- WHAT YOU SHOULD DO -
Exclude the pictures and retype the entries as written.

- RECORD EXTRACTS -
■ ■ ■ ■ ■ ■ ■

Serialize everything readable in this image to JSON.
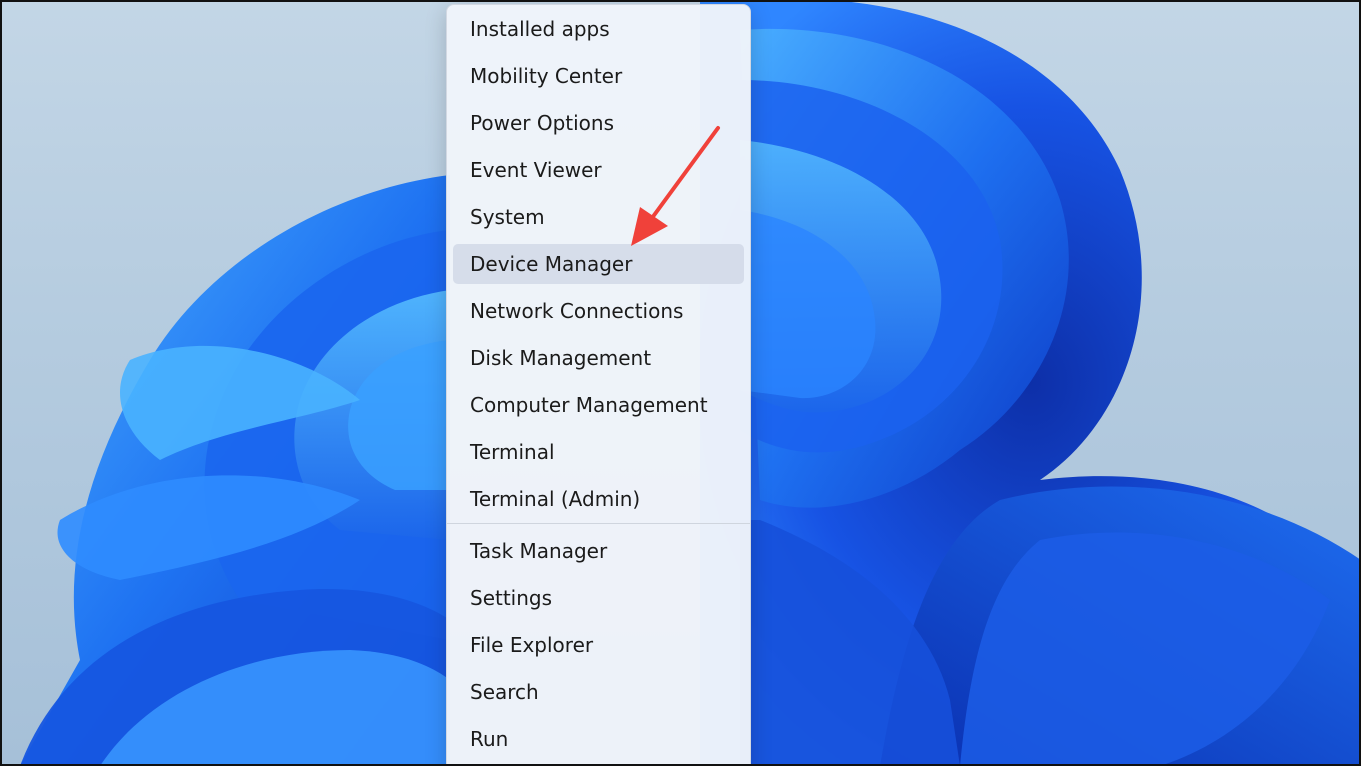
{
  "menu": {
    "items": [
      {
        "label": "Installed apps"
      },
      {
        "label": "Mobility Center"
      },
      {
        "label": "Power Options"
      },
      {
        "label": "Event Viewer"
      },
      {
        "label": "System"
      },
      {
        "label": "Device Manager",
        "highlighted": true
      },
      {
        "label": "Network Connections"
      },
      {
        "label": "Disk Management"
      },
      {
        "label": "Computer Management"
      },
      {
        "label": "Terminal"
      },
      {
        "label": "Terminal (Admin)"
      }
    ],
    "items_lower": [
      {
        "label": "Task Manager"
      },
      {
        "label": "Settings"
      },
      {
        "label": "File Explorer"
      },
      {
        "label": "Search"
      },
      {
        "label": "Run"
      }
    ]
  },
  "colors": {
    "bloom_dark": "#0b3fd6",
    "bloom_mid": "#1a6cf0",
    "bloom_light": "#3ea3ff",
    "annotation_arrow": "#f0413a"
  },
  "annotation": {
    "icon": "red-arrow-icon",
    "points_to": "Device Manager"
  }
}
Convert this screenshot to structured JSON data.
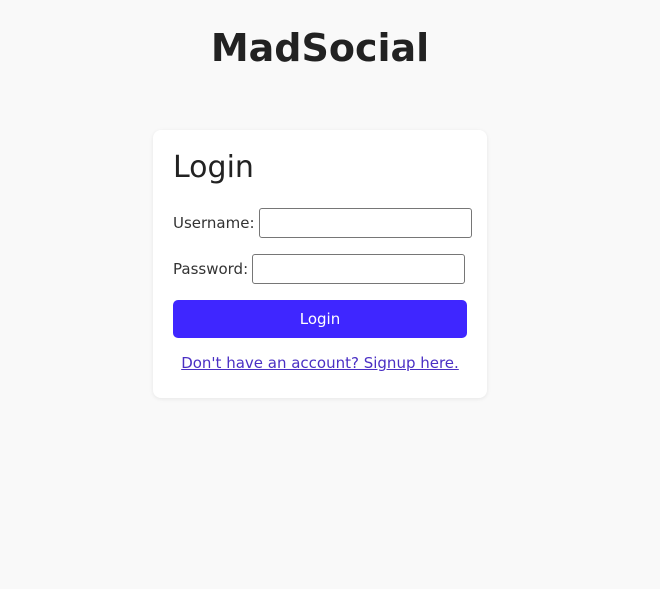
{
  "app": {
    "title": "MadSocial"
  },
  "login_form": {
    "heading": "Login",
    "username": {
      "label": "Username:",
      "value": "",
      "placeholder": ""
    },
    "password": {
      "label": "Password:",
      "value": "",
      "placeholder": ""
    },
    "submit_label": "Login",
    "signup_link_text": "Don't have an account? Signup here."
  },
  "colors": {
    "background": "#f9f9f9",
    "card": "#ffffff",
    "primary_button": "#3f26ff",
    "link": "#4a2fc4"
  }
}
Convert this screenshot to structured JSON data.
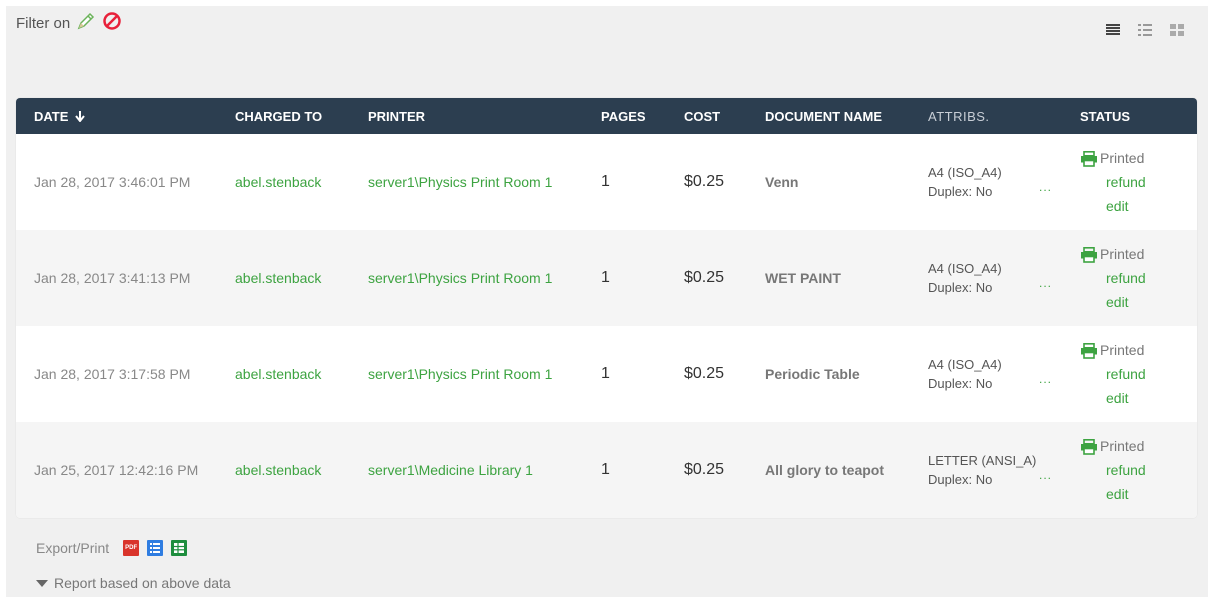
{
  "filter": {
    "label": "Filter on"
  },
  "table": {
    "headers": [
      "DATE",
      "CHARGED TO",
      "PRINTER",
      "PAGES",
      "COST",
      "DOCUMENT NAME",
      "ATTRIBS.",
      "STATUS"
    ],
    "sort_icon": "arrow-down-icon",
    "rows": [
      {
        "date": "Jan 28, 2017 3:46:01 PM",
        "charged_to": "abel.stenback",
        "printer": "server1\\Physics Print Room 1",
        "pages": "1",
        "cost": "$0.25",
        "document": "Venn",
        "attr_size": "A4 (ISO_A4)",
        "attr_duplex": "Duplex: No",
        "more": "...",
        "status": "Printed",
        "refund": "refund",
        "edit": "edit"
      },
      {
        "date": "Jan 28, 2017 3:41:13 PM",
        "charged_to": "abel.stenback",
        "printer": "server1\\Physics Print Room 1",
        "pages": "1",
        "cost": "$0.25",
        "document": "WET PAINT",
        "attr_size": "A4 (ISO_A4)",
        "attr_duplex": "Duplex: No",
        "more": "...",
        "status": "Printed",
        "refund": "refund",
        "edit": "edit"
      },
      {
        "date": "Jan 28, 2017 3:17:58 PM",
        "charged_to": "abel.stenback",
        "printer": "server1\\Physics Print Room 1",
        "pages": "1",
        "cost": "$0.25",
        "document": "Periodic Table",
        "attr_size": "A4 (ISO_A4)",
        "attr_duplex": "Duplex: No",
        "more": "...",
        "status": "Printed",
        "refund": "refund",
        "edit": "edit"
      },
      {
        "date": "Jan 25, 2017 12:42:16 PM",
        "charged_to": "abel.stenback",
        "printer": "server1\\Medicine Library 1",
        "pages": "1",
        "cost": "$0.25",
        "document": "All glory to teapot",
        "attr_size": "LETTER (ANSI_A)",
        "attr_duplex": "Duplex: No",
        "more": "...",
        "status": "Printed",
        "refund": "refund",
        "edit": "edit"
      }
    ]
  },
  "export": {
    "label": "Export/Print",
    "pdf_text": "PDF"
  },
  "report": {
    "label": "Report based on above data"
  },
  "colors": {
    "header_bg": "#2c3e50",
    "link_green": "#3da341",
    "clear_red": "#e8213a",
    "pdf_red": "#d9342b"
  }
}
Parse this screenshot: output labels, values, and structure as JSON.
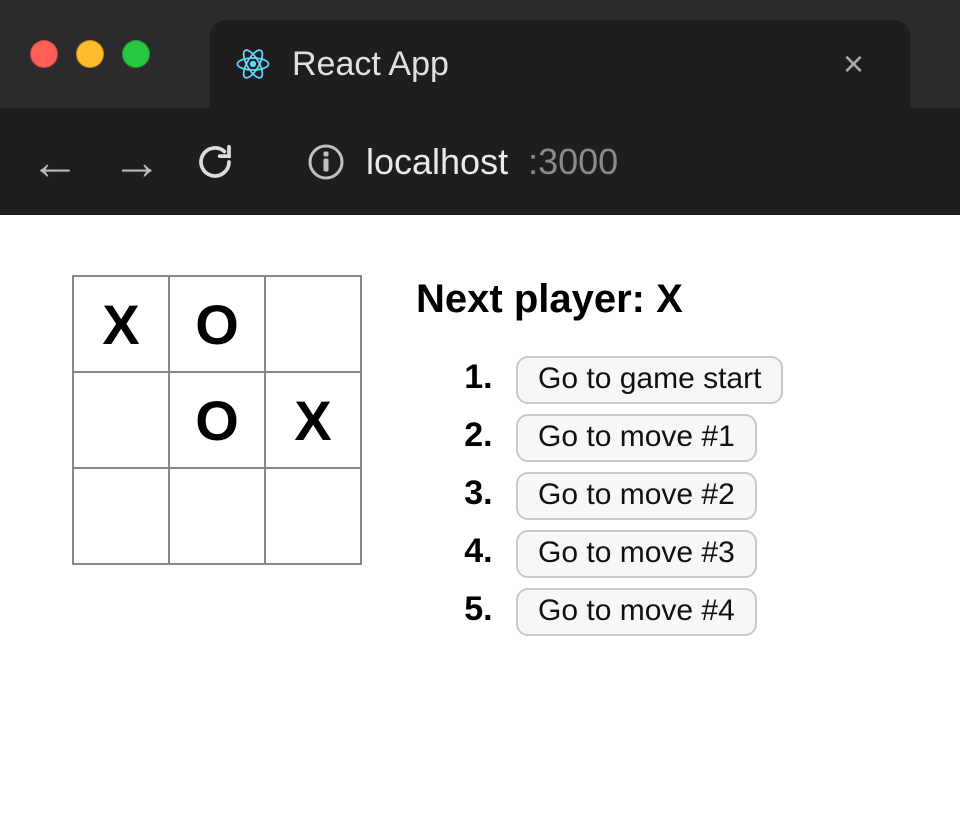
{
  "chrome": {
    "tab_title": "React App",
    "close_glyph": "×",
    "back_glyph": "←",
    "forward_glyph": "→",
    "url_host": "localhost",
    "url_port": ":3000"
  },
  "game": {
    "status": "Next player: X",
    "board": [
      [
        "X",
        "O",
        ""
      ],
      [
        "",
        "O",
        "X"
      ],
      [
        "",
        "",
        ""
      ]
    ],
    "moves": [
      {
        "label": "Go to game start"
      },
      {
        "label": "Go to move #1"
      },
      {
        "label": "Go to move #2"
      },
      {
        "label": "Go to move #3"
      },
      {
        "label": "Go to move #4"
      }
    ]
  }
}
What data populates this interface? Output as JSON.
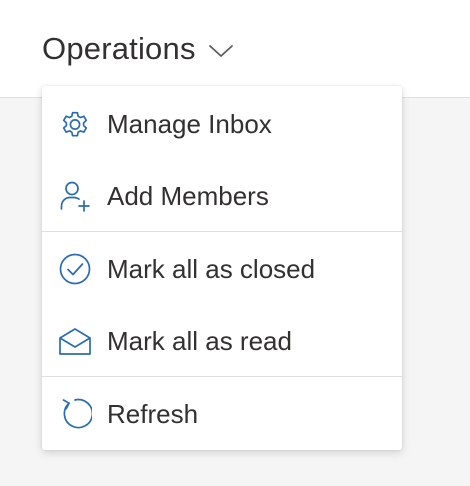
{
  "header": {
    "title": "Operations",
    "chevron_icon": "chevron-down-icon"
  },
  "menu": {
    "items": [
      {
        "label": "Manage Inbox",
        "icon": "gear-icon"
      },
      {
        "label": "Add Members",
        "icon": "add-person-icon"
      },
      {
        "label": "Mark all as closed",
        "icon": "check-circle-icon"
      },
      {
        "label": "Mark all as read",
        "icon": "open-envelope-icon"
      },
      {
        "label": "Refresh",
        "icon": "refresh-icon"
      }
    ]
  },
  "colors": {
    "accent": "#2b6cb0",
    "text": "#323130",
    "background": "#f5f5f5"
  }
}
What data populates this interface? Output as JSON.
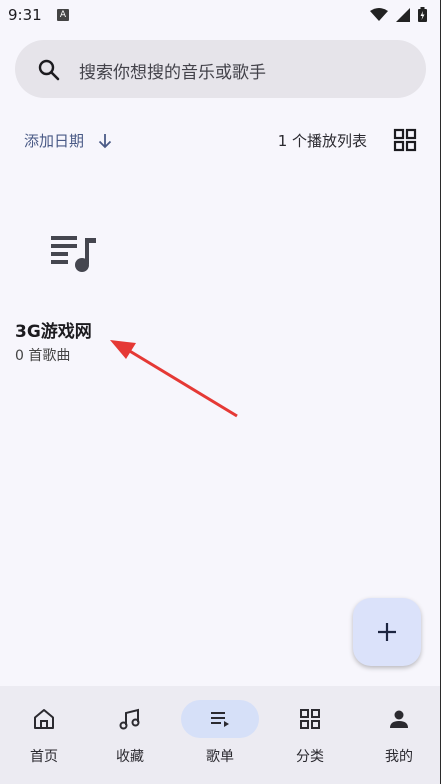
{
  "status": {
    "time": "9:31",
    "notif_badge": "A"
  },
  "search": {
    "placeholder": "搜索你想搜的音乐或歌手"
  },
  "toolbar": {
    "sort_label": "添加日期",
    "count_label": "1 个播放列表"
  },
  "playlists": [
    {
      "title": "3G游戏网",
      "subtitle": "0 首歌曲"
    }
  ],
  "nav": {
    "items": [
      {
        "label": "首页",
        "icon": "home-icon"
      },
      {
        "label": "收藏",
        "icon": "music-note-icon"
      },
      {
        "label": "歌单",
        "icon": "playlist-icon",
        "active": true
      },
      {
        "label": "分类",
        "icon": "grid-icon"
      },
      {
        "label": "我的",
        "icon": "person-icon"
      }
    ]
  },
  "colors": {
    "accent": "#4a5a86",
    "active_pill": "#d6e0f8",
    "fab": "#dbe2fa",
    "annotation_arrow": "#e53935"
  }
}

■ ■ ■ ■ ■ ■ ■

- REPLY TO THE TASK -
Serialize everything readable in this image to JSON.
{
  "menu": {
    "items": [
      {
        "label": "Installed apps"
      },
      {
        "label": "Mobility Center"
      },
      {
        "label": "Power Options"
      },
      {
        "label": "Event Viewer"
      },
      {
        "label": "System"
      },
      {
        "label": "Device Manager",
        "highlighted": true
      },
      {
        "label": "Network Connections"
      },
      {
        "label": "Disk Management"
      },
      {
        "label": "Computer Management"
      },
      {
        "label": "Terminal"
      },
      {
        "label": "Terminal (Admin)"
      }
    ],
    "items_lower": [
      {
        "label": "Task Manager"
      },
      {
        "label": "Settings"
      },
      {
        "label": "File Explorer"
      },
      {
        "label": "Search"
      },
      {
        "label": "Run"
      }
    ]
  },
  "colors": {
    "bloom_dark": "#0b3fd6",
    "bloom_mid": "#1a6cf0",
    "bloom_light": "#3ea3ff",
    "annotation_arrow": "#f0413a"
  },
  "annotation": {
    "icon": "red-arrow-icon",
    "points_to": "Device Manager"
  }
}
Convert this screenshot to structured JSON data.
{
  "app": {
    "title": "MadSocial"
  },
  "login_form": {
    "heading": "Login",
    "username": {
      "label": "Username:",
      "value": "",
      "placeholder": ""
    },
    "password": {
      "label": "Password:",
      "value": "",
      "placeholder": ""
    },
    "submit_label": "Login",
    "signup_link_text": "Don't have an account? Signup here."
  },
  "colors": {
    "background": "#f9f9f9",
    "card": "#ffffff",
    "primary_button": "#3f26ff",
    "link": "#4a2fc4"
  }
}
Convert this screenshot to structured JSON data.
{
  "filter": {
    "label": "Filter on"
  },
  "table": {
    "headers": [
      "DATE",
      "CHARGED TO",
      "PRINTER",
      "PAGES",
      "COST",
      "DOCUMENT NAME",
      "ATTRIBS.",
      "STATUS"
    ],
    "sort_icon": "arrow-down-icon",
    "rows": [
      {
        "date": "Jan 28, 2017 3:46:01 PM",
        "charged_to": "abel.stenback",
        "printer": "server1\\Physics Print Room 1",
        "pages": "1",
        "cost": "$0.25",
        "document": "Venn",
        "attr_size": "A4 (ISO_A4)",
        "attr_duplex": "Duplex: No",
        "more": "...",
        "status": "Printed",
        "refund": "refund",
        "edit": "edit"
      },
      {
        "date": "Jan 28, 2017 3:41:13 PM",
        "charged_to": "abel.stenback",
        "printer": "server1\\Physics Print Room 1",
        "pages": "1",
        "cost": "$0.25",
        "document": "WET PAINT",
        "attr_size": "A4 (ISO_A4)",
        "attr_duplex": "Duplex: No",
        "more": "...",
        "status": "Printed",
        "refund": "refund",
        "edit": "edit"
      },
      {
        "date": "Jan 28, 2017 3:17:58 PM",
        "charged_to": "abel.stenback",
        "printer": "server1\\Physics Print Room 1",
        "pages": "1",
        "cost": "$0.25",
        "document": "Periodic Table",
        "attr_size": "A4 (ISO_A4)",
        "attr_duplex": "Duplex: No",
        "more": "...",
        "status": "Printed",
        "refund": "refund",
        "edit": "edit"
      },
      {
        "date": "Jan 25, 2017 12:42:16 PM",
        "charged_to": "abel.stenback",
        "printer": "server1\\Medicine Library 1",
        "pages": "1",
        "cost": "$0.25",
        "document": "All glory to teapot",
        "attr_size": "LETTER (ANSI_A)",
        "attr_duplex": "Duplex: No",
        "more": "...",
        "status": "Printed",
        "refund": "refund",
        "edit": "edit"
      }
    ]
  },
  "export": {
    "label": "Export/Print",
    "pdf_text": "PDF"
  },
  "report": {
    "label": "Report based on above data"
  },
  "colors": {
    "header_bg": "#2c3e50",
    "link_green": "#3da341",
    "clear_red": "#e8213a",
    "pdf_red": "#d9342b"
  }
}
Parse this screenshot: output labels, values, and structure as JSON.
{
  "chrome": {
    "tab_title": "React App",
    "close_glyph": "×",
    "back_glyph": "←",
    "forward_glyph": "→",
    "url_host": "localhost",
    "url_port": ":3000"
  },
  "game": {
    "status": "Next player: X",
    "board": [
      [
        "X",
        "O",
        ""
      ],
      [
        "",
        "O",
        "X"
      ],
      [
        "",
        "",
        ""
      ]
    ],
    "moves": [
      {
        "label": "Go to game start"
      },
      {
        "label": "Go to move #1"
      },
      {
        "label": "Go to move #2"
      },
      {
        "label": "Go to move #3"
      },
      {
        "label": "Go to move #4"
      }
    ]
  }
}
What data populates this interface? Output as JSON.
{
  "header": {
    "title": "Operations",
    "chevron_icon": "chevron-down-icon"
  },
  "menu": {
    "items": [
      {
        "label": "Manage Inbox",
        "icon": "gear-icon"
      },
      {
        "label": "Add Members",
        "icon": "add-person-icon"
      },
      {
        "label": "Mark all as closed",
        "icon": "check-circle-icon"
      },
      {
        "label": "Mark all as read",
        "icon": "open-envelope-icon"
      },
      {
        "label": "Refresh",
        "icon": "refresh-icon"
      }
    ]
  },
  "colors": {
    "accent": "#2b6cb0",
    "text": "#323130",
    "background": "#f5f5f5"
  }
}
What data populates this interface? Output as JSON.
{
  "status": {
    "time": "9:31",
    "notif_badge": "A"
  },
  "search": {
    "placeholder": "搜索你想搜的音乐或歌手"
  },
  "toolbar": {
    "sort_label": "添加日期",
    "count_label": "1 个播放列表"
  },
  "playlists": [
    {
      "title": "3G游戏网",
      "subtitle": "0 首歌曲"
    }
  ],
  "nav": {
    "items": [
      {
        "label": "首页",
        "icon": "home-icon"
      },
      {
        "label": "收藏",
        "icon": "music-note-icon"
      },
      {
        "label": "歌单",
        "icon": "playlist-icon",
        "active": true
      },
      {
        "label": "分类",
        "icon": "grid-icon"
      },
      {
        "label": "我的",
        "icon": "person-icon"
      }
    ]
  },
  "colors": {
    "accent": "#4a5a86",
    "active_pill": "#d6e0f8",
    "fab": "#dbe2fa",
    "annotation_arrow": "#e53935"
  }
}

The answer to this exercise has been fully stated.